Exercise
Search the entries for the word "scope" and return every line where it is found.

----- Given records

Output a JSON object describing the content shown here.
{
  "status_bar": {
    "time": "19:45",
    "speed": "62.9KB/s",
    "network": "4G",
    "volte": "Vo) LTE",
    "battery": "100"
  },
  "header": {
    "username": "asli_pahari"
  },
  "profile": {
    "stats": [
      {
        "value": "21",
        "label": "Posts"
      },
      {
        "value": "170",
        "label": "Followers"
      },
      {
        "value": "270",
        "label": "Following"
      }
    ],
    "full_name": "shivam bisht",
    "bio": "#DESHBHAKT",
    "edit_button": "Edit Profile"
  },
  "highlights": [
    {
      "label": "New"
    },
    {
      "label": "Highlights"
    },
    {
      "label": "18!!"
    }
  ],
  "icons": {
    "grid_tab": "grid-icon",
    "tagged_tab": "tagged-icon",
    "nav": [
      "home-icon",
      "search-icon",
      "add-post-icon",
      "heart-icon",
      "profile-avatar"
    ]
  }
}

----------
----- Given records

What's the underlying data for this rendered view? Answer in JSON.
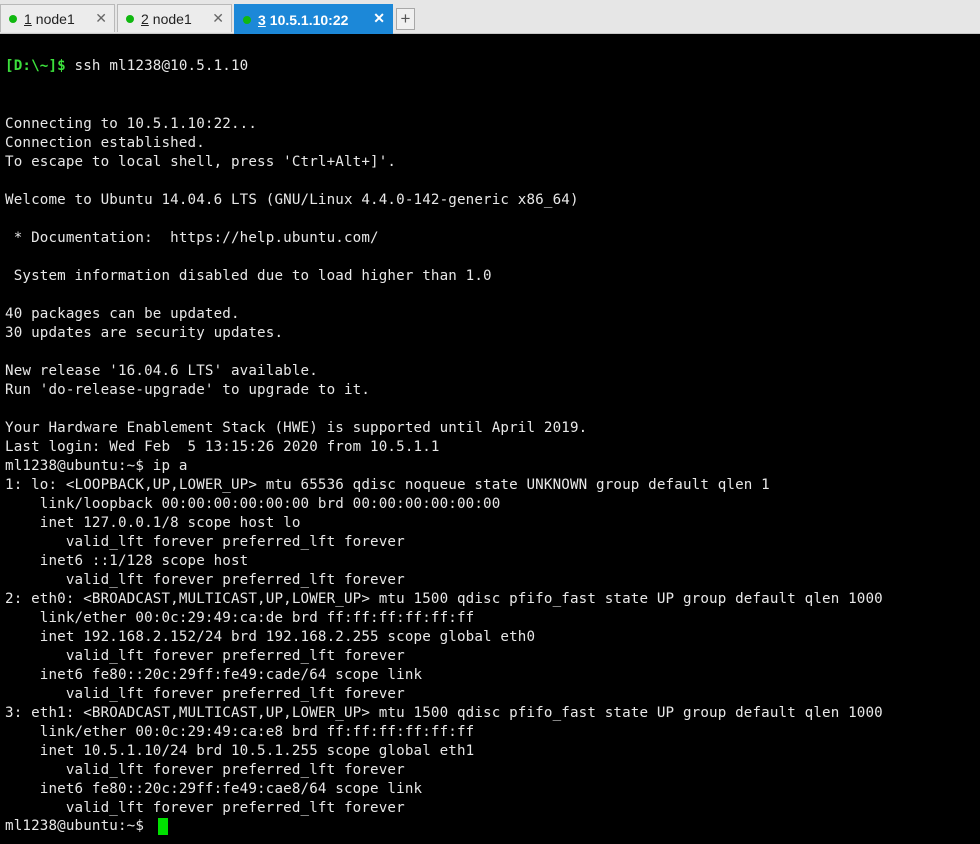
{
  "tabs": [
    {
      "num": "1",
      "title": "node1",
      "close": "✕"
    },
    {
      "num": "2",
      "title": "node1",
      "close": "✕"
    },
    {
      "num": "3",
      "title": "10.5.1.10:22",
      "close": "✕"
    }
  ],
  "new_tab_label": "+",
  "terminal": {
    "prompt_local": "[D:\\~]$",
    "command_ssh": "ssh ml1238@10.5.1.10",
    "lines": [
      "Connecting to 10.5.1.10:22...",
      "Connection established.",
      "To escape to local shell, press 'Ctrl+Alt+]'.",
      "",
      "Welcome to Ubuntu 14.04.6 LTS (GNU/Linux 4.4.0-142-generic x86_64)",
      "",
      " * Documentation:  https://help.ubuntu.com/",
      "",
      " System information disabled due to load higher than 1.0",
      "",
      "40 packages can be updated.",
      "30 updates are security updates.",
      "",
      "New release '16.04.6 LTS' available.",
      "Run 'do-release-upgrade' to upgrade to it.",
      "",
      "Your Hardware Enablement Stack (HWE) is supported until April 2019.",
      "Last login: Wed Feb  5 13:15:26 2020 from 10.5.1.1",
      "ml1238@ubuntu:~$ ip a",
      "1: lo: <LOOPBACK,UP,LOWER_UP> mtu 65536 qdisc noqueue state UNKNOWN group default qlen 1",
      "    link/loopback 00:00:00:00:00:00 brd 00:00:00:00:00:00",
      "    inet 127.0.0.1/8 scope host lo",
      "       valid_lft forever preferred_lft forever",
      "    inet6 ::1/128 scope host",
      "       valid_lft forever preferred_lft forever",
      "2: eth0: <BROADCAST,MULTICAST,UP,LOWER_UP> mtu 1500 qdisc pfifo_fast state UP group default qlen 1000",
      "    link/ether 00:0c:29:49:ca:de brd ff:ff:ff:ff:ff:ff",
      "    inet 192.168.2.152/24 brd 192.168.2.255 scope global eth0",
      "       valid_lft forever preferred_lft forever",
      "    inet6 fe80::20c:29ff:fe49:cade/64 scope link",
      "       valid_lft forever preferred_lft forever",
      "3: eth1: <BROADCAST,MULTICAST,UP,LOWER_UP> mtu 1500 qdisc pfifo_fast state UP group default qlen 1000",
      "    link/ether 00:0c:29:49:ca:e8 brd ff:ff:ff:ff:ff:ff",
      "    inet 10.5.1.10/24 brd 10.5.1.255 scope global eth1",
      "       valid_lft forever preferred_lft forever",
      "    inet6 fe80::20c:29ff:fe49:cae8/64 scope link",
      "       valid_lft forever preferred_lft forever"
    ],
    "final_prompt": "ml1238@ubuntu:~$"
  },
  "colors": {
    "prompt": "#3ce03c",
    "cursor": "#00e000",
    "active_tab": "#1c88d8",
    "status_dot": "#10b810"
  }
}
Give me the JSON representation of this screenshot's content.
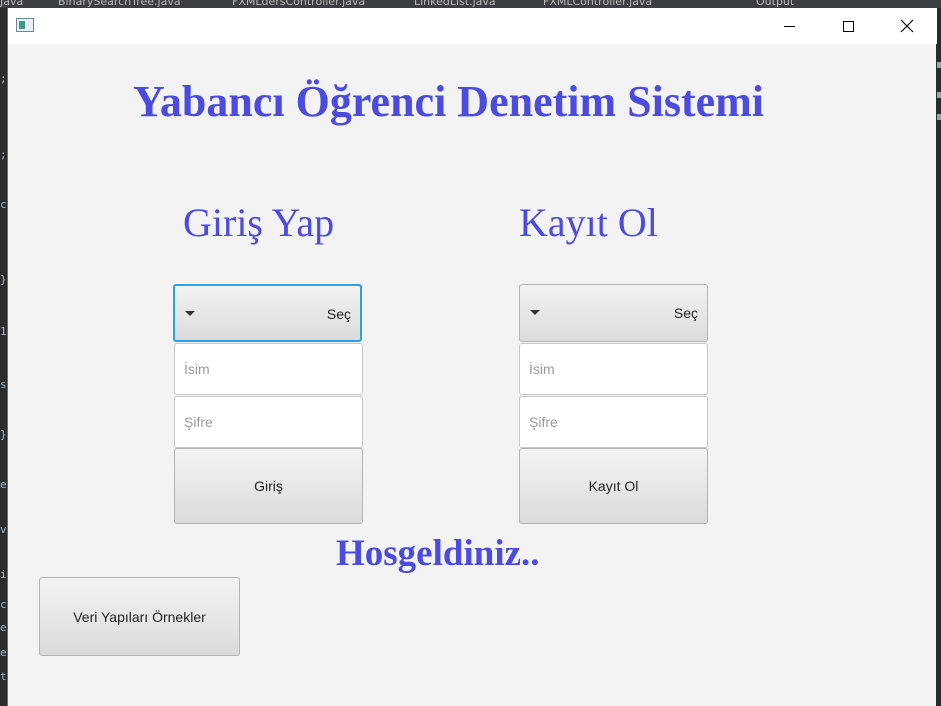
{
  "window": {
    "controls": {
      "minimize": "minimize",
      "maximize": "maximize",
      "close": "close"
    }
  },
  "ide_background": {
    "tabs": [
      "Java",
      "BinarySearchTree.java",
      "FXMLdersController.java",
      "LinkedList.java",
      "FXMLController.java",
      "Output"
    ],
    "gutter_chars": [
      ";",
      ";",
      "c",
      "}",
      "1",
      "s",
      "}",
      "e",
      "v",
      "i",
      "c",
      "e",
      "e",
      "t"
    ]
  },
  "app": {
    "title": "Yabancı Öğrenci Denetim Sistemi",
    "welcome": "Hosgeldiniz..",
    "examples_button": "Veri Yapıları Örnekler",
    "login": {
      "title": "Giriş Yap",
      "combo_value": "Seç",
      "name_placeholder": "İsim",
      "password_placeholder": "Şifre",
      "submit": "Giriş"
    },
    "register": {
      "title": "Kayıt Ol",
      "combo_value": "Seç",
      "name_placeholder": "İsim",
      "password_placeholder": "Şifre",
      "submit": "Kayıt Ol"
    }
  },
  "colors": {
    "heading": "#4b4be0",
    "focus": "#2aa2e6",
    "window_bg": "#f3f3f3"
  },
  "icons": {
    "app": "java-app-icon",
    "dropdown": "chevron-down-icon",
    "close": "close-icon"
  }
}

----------
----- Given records

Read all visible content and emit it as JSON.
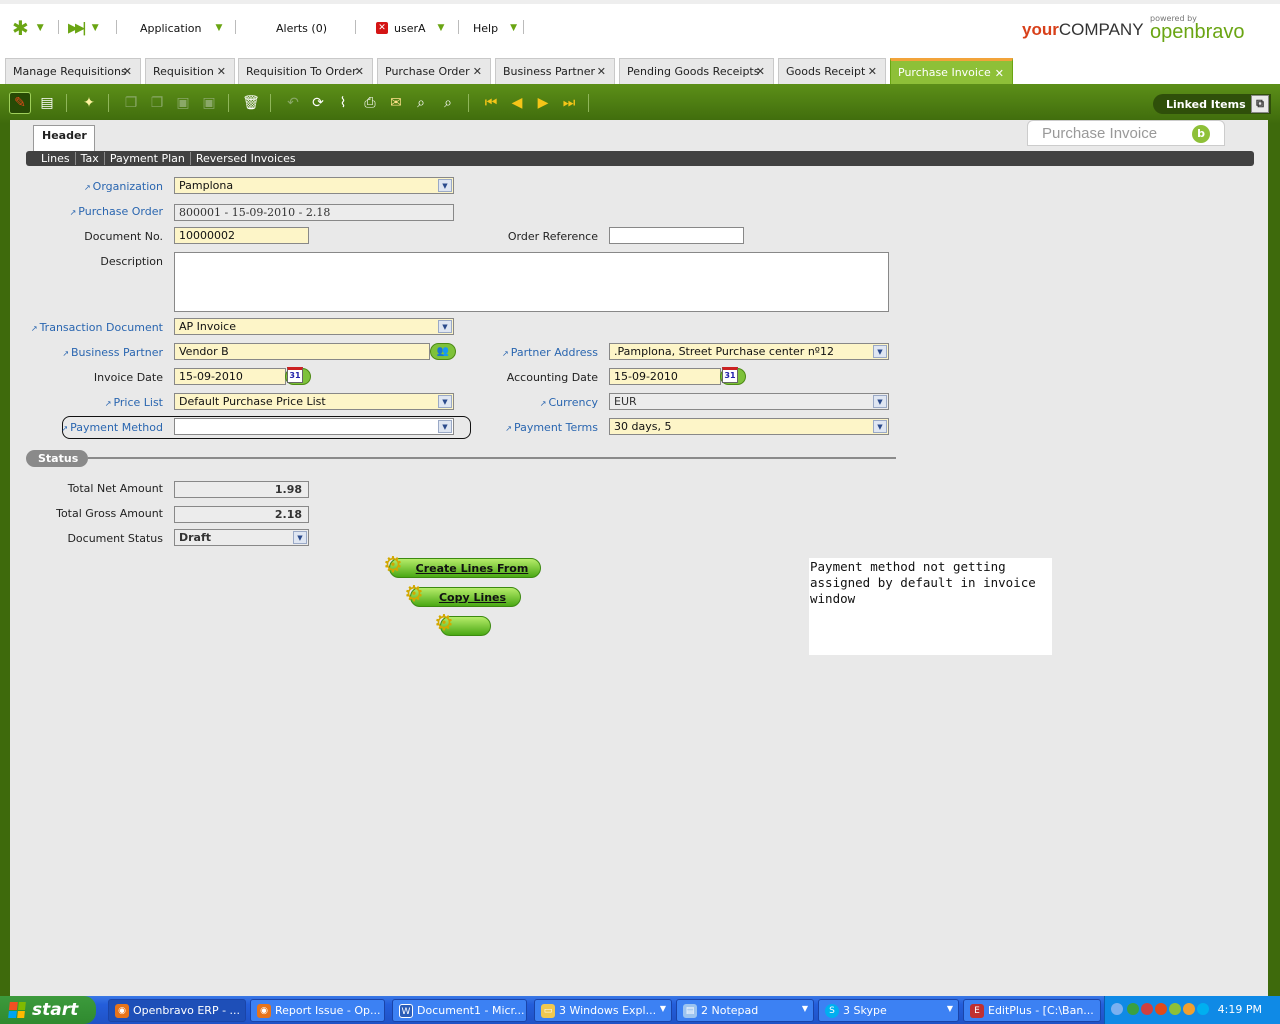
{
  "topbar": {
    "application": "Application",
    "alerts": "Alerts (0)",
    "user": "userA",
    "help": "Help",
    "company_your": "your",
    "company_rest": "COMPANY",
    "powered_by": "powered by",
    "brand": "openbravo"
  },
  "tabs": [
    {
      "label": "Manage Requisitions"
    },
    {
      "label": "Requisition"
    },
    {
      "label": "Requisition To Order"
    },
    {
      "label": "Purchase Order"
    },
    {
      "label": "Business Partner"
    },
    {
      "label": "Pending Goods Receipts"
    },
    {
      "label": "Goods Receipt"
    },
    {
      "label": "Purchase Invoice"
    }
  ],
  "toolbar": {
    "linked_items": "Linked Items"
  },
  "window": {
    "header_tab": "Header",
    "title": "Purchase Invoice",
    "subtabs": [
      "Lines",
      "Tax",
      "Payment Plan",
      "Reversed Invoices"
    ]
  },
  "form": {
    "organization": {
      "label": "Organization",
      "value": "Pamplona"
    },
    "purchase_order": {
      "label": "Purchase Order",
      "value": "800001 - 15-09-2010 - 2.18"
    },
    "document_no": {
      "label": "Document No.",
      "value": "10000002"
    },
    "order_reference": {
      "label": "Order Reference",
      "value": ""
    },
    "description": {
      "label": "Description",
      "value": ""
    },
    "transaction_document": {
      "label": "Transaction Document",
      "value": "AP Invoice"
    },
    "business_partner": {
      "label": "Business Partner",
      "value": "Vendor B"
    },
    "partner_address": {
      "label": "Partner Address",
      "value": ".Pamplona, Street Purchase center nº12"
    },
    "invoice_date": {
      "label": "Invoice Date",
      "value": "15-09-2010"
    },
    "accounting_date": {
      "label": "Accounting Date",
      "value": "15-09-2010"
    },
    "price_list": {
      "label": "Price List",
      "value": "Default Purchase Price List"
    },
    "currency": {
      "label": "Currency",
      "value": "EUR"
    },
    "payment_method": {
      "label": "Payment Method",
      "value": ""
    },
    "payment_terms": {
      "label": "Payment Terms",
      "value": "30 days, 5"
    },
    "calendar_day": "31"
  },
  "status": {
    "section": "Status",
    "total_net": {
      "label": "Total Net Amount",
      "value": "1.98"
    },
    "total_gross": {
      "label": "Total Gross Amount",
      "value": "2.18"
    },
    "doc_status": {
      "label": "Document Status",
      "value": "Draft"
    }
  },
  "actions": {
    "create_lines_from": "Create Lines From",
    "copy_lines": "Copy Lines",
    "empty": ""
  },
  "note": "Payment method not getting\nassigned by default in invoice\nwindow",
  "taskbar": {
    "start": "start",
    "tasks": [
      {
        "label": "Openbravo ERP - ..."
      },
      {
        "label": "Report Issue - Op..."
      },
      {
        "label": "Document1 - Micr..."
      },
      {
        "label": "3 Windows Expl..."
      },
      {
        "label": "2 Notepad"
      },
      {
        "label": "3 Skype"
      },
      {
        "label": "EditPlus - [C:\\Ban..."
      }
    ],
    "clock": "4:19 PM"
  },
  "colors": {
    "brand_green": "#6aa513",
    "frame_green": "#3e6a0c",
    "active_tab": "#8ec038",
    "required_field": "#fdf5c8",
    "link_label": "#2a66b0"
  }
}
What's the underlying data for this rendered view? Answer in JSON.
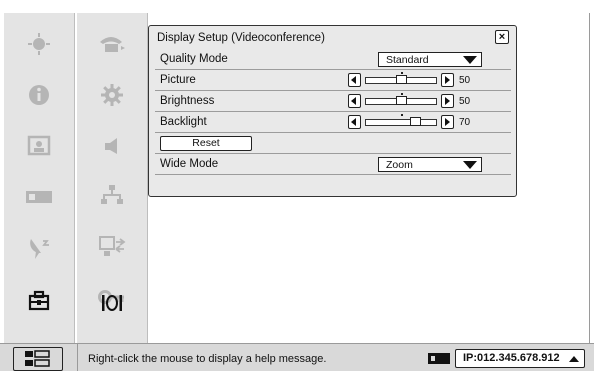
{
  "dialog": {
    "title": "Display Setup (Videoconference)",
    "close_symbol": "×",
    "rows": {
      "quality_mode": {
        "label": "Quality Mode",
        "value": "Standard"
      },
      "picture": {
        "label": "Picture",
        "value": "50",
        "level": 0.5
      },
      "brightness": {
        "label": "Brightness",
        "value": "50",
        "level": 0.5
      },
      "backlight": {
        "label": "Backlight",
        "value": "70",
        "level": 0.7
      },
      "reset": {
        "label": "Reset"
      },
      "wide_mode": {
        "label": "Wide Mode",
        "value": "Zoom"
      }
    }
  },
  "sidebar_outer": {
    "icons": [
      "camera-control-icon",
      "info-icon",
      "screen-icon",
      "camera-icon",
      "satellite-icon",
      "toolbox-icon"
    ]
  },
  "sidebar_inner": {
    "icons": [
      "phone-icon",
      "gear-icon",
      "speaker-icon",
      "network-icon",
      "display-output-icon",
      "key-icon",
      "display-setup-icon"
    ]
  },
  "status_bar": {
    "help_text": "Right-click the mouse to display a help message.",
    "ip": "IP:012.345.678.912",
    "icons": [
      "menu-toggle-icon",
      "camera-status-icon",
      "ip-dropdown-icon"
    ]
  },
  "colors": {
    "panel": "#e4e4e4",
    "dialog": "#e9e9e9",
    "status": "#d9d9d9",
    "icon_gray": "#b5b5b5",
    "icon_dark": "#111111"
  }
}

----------

Solution to this task
      "    inet 127.0.0.1/8 scope host lo",
      "    inet6 ::1/128 scope host",
      "    inet 192.168.2.152/24 brd 192.168.2.255 scope global eth0",
      "    inet6 fe80::20c:29ff:fe49:cade/64 scope link",
      "    inet 10.5.1.10/24 brd 10.5.1.255 scope global eth1",
      "    inet6 fe80::20c:29ff:fe49:cae8/64 scope link",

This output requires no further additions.